| Instructions to follow |
Give only the number of lines in the following entries where "nimarto" appears.

[Dataset rows describing interfaces]
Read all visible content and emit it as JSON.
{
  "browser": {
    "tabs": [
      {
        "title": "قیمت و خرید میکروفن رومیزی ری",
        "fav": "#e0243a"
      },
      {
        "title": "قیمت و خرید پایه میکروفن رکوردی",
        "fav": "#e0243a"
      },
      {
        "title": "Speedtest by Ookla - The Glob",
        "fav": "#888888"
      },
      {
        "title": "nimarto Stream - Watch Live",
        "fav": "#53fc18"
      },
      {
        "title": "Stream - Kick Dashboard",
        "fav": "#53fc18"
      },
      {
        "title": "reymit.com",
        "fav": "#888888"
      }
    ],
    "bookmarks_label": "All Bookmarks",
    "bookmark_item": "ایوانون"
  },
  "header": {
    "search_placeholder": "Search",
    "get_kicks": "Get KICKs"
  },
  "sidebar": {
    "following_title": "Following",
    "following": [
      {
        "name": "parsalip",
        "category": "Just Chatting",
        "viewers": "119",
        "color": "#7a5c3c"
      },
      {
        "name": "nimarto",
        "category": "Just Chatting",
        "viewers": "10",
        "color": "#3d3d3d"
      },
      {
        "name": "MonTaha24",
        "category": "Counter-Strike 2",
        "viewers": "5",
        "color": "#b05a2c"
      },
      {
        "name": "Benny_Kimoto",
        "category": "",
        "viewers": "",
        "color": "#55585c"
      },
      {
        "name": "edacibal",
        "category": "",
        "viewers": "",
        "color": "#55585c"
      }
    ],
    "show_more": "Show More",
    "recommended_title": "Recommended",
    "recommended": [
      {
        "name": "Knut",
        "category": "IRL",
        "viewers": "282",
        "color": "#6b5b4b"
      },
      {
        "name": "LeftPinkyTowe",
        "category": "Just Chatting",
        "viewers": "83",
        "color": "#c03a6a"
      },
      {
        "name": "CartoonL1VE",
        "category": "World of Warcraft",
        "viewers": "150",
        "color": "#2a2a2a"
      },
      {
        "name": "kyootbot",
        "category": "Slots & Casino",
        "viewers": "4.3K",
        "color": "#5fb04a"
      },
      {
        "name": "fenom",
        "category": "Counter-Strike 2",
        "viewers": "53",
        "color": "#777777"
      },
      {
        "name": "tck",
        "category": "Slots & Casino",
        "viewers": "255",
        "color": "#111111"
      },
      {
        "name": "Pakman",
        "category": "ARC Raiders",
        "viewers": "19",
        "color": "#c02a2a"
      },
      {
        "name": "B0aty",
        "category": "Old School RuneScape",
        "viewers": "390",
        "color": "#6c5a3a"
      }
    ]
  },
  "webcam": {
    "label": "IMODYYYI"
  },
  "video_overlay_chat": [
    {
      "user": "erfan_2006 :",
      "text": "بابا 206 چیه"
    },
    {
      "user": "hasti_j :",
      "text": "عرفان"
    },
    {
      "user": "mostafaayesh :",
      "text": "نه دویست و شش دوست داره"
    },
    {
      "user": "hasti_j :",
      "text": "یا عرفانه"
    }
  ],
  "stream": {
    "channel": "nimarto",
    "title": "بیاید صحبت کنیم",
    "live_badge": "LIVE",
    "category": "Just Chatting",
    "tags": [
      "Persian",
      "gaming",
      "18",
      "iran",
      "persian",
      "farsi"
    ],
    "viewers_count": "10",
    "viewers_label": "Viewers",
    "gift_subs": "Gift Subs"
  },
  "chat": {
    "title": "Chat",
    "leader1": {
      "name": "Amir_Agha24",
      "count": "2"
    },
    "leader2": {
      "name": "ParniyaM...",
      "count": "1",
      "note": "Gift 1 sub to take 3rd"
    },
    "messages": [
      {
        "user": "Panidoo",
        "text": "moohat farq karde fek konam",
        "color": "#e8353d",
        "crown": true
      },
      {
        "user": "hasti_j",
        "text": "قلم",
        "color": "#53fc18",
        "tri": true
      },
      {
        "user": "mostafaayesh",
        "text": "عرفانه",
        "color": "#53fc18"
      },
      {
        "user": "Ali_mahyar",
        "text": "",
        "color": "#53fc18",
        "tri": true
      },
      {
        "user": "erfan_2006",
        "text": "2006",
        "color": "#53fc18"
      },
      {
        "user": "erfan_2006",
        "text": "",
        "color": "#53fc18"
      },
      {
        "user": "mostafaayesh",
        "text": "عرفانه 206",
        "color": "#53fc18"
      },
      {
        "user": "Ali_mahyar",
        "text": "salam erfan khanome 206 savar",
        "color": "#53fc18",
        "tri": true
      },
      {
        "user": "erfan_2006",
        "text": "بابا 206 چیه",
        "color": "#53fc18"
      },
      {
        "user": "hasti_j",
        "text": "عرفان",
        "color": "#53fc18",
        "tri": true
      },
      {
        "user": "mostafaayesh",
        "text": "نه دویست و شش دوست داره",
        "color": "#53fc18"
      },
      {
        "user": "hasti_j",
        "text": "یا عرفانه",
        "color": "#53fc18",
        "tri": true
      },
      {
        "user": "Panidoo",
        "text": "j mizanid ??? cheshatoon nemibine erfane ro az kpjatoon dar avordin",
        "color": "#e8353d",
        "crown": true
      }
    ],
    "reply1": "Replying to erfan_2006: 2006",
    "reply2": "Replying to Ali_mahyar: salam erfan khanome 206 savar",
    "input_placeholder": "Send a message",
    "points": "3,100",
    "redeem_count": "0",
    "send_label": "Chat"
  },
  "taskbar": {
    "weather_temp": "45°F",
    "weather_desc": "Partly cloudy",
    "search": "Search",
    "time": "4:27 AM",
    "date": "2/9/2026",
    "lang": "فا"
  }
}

| Written answer |
3